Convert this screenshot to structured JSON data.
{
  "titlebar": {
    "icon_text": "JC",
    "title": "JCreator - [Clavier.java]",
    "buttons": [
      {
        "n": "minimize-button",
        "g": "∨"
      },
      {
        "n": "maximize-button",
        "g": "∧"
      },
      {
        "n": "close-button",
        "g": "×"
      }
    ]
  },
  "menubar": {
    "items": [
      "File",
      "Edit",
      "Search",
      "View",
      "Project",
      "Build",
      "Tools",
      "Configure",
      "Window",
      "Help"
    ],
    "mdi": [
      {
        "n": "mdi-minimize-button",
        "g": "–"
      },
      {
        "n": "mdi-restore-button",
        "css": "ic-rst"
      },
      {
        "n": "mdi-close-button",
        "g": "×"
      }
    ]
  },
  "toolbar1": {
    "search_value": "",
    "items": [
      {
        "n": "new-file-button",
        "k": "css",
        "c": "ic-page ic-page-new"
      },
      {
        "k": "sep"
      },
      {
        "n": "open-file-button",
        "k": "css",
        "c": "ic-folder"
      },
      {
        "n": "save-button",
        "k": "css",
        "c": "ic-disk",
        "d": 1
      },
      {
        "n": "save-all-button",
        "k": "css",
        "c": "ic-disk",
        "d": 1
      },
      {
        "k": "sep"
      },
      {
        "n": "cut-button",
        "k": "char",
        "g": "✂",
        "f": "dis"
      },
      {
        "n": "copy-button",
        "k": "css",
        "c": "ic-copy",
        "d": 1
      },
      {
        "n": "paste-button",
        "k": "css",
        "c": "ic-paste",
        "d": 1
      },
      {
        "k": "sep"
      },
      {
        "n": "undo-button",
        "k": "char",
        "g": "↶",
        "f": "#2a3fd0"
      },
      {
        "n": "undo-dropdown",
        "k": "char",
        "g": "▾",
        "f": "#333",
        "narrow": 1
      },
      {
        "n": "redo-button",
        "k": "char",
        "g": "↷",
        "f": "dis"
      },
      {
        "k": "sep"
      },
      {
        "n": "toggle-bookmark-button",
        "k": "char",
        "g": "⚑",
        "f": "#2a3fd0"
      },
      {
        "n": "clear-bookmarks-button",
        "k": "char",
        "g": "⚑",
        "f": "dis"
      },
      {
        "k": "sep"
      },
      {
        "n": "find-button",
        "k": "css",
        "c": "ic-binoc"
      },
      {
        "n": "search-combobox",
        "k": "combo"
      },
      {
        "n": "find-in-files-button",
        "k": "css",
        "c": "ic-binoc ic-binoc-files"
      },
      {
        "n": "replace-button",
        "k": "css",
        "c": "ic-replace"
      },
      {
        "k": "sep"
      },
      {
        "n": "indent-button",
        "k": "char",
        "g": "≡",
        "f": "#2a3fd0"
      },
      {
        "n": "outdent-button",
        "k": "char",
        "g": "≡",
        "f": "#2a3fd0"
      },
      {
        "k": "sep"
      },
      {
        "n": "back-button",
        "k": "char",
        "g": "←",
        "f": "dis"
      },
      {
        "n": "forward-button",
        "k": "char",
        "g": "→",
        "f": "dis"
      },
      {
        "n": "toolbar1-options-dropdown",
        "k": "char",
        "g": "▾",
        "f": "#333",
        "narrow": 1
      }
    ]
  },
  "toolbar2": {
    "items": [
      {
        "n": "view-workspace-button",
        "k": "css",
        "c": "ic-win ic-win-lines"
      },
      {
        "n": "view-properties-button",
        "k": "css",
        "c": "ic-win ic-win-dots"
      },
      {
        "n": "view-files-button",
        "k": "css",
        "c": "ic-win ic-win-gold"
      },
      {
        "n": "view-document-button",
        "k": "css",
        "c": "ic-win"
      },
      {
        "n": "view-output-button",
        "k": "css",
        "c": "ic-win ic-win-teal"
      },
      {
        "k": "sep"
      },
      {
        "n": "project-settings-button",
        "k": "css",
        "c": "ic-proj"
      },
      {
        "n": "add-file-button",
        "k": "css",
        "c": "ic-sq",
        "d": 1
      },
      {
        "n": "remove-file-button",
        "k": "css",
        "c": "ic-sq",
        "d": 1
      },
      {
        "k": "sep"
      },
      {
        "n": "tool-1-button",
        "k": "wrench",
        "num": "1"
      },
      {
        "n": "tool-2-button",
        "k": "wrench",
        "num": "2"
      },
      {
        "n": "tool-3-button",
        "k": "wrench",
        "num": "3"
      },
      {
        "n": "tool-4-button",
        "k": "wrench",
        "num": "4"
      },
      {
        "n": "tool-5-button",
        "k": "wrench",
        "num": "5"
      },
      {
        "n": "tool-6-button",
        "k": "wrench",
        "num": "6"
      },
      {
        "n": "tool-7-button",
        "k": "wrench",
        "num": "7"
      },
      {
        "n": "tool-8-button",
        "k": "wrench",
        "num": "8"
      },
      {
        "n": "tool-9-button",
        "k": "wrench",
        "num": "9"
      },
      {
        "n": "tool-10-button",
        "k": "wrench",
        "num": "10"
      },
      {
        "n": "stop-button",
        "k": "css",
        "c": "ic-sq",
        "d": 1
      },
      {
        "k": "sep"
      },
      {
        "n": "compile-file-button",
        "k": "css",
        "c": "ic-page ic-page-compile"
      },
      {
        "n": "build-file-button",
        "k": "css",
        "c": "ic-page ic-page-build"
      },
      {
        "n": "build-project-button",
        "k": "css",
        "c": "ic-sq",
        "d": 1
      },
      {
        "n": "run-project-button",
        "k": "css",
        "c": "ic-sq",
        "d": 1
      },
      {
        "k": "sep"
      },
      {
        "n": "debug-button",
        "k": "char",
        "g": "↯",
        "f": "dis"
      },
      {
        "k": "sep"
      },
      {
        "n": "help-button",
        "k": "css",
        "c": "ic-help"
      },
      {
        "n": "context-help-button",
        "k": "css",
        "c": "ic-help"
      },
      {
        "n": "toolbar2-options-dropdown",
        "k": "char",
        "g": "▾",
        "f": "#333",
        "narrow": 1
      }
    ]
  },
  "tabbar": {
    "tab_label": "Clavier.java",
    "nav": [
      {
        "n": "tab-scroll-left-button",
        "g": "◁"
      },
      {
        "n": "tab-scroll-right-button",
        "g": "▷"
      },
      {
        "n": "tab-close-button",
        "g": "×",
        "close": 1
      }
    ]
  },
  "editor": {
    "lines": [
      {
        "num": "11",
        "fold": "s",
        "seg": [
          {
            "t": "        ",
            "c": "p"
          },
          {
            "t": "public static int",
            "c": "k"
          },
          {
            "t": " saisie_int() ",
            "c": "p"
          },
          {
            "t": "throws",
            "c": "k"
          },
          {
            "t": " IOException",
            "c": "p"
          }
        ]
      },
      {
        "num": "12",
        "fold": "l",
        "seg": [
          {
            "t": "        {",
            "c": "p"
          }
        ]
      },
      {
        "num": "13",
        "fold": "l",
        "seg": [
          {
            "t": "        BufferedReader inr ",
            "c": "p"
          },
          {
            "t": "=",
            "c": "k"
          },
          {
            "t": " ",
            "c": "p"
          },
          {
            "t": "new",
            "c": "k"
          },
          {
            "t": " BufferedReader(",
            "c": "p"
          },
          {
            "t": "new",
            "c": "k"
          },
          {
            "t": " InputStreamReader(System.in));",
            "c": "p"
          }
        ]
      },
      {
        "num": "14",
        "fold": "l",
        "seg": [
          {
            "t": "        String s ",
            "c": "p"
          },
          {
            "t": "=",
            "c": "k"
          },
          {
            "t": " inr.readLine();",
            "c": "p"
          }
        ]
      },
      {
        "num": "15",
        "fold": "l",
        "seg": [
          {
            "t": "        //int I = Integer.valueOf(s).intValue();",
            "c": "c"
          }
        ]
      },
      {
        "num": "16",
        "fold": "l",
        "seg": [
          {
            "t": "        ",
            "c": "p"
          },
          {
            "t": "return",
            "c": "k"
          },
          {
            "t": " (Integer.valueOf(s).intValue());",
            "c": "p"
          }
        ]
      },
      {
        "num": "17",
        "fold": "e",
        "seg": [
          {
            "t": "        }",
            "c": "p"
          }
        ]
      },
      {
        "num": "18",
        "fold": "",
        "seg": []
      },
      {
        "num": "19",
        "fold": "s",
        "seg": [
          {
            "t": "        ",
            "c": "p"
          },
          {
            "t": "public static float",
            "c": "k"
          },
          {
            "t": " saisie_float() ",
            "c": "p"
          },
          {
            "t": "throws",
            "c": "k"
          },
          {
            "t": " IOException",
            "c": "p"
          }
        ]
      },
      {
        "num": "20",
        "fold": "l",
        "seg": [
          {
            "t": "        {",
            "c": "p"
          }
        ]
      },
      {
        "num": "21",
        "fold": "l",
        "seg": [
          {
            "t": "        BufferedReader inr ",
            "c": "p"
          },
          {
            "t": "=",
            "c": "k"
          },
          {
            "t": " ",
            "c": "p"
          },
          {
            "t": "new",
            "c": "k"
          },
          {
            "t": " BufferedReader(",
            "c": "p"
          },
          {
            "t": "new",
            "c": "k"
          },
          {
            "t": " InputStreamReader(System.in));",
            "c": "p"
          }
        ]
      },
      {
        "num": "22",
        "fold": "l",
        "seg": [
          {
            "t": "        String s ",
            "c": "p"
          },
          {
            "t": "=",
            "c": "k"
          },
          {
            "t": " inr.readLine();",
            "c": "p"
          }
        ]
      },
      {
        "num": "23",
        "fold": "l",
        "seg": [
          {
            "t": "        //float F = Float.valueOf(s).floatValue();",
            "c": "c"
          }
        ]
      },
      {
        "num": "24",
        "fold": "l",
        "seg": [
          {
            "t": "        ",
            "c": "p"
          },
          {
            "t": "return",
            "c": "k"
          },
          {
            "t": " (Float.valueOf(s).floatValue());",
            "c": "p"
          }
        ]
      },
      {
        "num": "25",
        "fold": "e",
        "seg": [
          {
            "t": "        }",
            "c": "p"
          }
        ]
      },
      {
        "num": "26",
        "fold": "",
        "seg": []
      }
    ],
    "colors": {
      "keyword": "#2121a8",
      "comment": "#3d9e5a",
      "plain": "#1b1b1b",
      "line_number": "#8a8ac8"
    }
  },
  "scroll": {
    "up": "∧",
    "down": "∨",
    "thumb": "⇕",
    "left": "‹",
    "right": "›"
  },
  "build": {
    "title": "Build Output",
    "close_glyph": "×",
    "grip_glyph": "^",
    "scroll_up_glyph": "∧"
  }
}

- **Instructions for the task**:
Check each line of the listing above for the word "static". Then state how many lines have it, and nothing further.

- **Completed task**:
2